─── EXERCISE INPUTS

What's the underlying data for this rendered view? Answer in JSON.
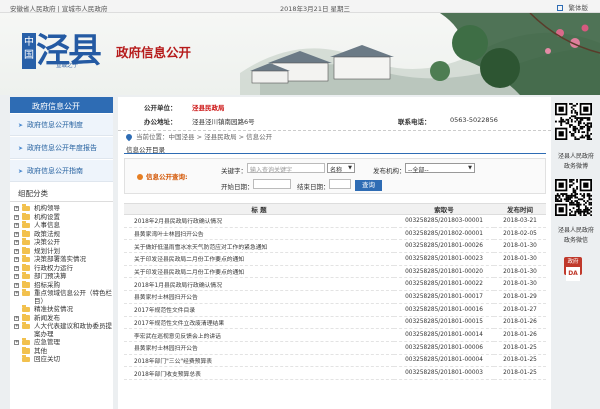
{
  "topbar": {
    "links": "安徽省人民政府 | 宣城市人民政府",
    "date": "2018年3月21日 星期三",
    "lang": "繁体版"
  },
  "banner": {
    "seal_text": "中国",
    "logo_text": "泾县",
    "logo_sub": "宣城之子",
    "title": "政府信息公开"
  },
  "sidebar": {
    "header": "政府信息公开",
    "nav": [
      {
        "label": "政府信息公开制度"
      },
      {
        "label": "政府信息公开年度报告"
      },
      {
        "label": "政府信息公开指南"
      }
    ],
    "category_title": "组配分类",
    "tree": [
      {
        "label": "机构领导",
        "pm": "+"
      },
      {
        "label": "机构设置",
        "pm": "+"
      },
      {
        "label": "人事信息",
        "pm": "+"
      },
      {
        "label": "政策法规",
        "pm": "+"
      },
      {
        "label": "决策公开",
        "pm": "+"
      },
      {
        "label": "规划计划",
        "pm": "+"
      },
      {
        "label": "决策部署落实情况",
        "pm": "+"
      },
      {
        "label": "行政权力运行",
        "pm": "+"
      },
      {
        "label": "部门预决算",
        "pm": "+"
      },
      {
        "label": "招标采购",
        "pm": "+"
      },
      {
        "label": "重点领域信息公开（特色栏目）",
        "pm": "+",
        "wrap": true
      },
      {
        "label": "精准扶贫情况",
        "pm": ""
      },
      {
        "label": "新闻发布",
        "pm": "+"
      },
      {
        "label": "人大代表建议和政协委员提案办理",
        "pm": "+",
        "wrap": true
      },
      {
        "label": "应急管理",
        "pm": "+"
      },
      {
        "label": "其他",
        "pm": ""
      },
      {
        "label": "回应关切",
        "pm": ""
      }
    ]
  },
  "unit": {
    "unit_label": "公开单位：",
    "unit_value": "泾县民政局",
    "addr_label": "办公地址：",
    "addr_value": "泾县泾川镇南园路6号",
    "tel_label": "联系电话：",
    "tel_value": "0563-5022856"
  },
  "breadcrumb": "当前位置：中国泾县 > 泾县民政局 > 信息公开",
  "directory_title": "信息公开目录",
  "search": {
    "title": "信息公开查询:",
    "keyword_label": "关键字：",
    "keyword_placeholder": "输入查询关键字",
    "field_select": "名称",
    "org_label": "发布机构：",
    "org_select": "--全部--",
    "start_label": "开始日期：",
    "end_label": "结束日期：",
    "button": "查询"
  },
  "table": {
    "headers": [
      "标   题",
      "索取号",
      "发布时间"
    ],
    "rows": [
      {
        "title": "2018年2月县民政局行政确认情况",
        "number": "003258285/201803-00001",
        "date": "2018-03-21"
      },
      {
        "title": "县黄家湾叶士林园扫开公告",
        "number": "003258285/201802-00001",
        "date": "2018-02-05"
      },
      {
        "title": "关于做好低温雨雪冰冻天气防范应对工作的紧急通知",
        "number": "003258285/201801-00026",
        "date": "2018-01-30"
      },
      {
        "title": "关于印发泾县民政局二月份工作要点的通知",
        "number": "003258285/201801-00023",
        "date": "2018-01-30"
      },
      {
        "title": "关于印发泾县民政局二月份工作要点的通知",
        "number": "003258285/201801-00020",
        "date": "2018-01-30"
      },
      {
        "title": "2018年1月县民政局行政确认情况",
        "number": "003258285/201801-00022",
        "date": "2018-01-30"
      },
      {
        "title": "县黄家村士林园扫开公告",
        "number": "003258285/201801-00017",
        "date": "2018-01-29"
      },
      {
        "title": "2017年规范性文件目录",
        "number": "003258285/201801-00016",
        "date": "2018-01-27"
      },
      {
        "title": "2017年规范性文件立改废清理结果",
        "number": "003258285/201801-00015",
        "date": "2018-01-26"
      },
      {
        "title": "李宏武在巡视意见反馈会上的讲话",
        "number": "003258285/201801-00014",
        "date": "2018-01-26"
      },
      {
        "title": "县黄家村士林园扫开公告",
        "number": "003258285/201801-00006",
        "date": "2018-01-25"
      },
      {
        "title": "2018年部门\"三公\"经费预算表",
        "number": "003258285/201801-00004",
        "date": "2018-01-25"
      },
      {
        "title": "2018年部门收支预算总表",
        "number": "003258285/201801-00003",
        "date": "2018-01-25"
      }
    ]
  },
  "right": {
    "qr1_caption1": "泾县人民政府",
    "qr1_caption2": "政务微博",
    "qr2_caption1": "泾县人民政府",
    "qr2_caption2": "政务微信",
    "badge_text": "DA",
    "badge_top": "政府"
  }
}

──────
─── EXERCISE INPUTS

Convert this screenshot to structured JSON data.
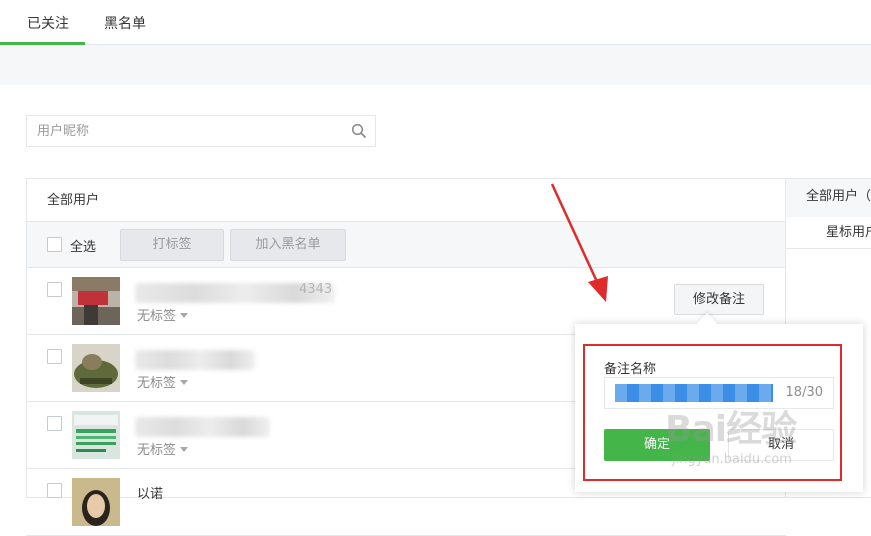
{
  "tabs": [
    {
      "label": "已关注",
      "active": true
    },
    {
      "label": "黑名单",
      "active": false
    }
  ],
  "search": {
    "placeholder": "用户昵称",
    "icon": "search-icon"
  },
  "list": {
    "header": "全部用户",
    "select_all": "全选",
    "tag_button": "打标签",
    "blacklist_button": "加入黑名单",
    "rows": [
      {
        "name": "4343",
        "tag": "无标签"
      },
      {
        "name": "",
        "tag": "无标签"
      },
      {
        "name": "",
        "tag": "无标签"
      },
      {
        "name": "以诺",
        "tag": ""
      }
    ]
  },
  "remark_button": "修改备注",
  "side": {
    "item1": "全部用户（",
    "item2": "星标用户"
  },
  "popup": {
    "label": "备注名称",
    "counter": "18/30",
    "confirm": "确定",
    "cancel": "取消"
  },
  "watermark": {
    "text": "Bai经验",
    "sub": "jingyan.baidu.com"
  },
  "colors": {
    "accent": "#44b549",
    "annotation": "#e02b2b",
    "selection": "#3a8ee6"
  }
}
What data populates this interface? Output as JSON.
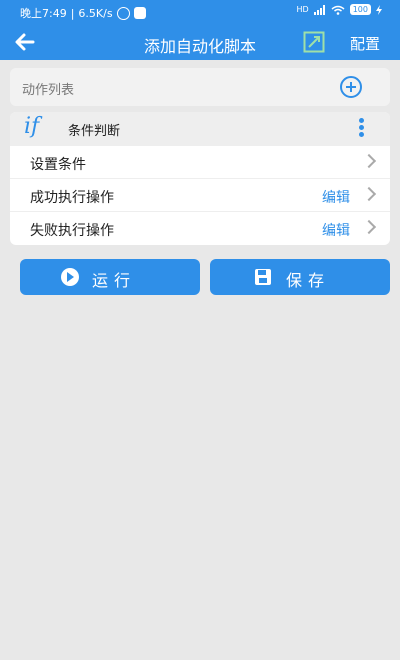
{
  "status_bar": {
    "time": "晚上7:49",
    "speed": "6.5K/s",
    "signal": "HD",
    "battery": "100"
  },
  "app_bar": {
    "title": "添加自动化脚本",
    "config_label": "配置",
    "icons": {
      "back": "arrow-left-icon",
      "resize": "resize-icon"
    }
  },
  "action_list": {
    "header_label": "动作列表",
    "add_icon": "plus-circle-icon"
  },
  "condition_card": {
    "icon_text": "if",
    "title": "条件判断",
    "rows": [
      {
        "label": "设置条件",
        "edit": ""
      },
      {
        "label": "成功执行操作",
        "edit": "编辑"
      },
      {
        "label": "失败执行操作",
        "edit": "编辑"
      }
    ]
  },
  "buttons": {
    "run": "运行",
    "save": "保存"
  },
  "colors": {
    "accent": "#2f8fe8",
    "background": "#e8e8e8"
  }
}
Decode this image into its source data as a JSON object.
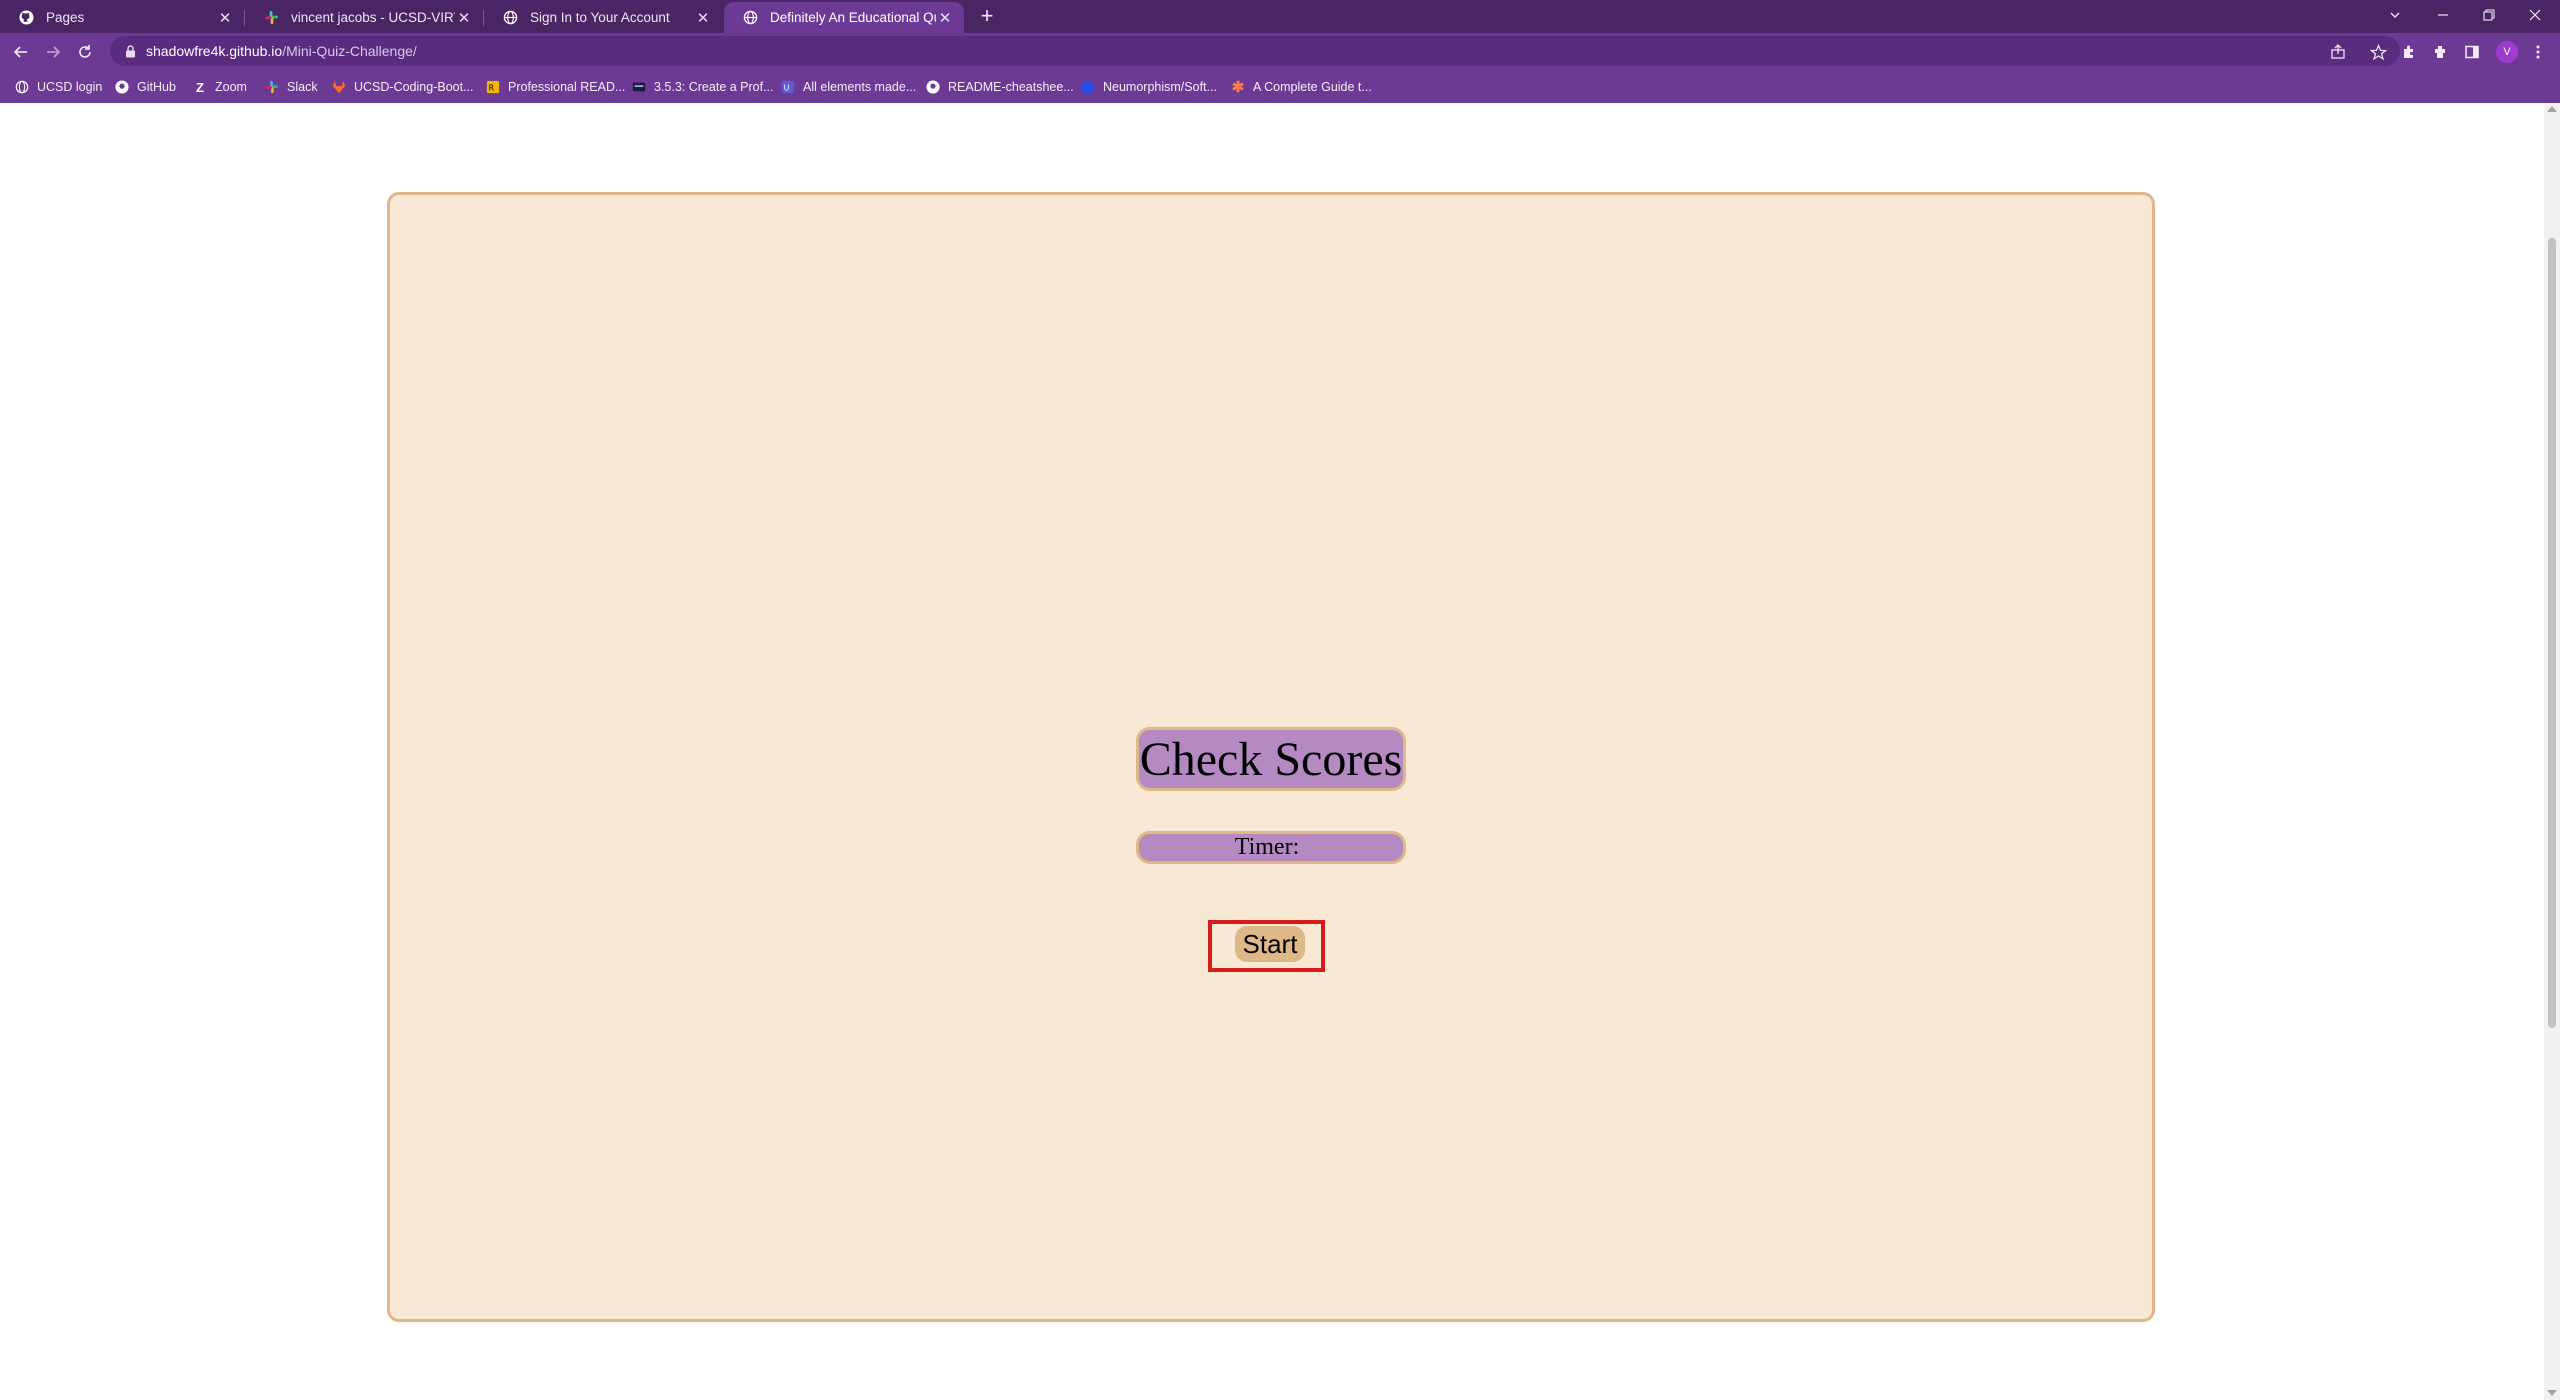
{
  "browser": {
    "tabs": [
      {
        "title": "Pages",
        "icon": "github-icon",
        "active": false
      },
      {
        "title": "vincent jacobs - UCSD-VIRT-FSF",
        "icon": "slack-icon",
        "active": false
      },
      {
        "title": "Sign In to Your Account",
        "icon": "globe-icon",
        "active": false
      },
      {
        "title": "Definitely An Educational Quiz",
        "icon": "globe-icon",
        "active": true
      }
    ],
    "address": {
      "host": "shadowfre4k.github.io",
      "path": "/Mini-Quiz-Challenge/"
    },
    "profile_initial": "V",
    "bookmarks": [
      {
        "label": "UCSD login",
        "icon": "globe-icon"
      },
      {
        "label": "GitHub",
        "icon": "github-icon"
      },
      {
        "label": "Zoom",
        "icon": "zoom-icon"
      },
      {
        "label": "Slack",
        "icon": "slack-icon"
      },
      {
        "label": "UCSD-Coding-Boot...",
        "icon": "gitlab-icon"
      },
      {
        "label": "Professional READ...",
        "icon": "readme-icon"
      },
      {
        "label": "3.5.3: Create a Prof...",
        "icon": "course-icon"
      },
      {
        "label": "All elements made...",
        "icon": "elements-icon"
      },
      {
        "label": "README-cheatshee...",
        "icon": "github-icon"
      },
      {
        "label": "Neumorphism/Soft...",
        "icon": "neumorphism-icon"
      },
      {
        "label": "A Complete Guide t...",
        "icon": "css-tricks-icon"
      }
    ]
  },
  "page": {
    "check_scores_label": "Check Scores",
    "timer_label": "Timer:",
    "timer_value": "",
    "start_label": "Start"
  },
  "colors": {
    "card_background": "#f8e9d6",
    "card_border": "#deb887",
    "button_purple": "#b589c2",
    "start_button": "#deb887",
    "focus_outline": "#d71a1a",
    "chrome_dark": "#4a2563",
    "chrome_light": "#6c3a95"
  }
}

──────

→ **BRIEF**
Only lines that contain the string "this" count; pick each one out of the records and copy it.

→ **WORKED SOLUTION**
What's the underlying data for this rendered view? Answer in JSON.
Convert this screenshot to structured JSON data.
What data populates this interface? Output as JSON.
Decode this image into its source data as a JSON object.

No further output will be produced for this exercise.